→ EXERCISE DESCRIPTION:
From the entries below, copy every line holding the word "ReLU".

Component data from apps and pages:
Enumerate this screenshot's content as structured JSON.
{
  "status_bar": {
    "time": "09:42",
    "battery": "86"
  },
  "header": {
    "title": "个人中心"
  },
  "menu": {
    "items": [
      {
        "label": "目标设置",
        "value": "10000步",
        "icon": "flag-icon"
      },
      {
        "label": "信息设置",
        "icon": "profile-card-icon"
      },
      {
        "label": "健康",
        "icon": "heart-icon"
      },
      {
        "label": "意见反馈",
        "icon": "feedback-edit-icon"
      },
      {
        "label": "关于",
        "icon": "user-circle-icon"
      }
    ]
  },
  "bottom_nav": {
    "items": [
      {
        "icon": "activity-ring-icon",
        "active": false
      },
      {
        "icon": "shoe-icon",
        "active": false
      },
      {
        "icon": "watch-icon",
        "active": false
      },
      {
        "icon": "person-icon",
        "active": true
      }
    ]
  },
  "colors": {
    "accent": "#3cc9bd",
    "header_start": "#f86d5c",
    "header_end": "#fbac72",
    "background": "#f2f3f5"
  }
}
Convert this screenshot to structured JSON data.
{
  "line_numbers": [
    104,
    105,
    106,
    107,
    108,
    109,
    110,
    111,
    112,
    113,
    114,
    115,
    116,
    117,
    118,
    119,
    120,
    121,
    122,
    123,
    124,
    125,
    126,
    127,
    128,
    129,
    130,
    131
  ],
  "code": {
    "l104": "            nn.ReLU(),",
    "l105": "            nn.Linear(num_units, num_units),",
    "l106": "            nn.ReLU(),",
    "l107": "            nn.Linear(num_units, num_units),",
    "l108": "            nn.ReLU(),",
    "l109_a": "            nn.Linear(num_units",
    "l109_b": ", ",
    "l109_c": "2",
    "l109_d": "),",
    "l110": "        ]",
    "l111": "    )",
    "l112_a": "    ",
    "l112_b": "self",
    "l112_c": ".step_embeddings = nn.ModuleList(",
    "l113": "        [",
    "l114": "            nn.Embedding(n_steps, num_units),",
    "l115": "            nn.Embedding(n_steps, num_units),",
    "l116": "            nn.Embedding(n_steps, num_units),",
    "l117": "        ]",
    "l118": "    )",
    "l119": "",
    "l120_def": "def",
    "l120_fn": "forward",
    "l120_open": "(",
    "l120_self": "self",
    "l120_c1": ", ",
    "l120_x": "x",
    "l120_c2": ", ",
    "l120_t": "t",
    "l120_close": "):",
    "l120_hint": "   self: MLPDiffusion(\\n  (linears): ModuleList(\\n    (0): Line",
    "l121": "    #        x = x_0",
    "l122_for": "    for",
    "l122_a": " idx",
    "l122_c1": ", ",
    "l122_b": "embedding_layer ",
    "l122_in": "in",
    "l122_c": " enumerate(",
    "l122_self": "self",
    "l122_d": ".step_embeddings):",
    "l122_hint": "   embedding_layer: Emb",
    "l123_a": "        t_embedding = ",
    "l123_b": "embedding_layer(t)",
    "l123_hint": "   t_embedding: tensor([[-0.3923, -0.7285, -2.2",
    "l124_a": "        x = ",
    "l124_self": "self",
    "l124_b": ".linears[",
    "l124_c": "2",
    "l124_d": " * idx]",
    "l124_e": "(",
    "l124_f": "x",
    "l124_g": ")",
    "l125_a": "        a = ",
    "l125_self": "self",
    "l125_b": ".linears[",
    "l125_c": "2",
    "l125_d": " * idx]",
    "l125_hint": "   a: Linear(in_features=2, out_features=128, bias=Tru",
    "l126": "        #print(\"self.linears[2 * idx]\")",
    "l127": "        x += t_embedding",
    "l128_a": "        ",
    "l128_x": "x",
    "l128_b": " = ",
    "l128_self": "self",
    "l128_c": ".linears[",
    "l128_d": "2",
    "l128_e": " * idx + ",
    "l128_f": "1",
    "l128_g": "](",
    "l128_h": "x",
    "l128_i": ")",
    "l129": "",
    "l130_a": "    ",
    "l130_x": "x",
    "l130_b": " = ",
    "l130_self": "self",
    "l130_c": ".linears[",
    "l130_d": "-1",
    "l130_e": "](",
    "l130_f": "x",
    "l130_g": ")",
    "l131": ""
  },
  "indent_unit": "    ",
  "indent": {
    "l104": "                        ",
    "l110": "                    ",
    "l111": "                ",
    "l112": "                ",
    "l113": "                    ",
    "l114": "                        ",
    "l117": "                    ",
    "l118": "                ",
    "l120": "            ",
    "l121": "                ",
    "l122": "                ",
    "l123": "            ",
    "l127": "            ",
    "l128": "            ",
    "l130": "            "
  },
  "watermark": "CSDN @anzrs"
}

→ EXERCISE SOLUTION:
    "l104": "            nn.ReLU(),",
    "l106": "            nn.ReLU(),",
    "l108": "            nn.ReLU(),",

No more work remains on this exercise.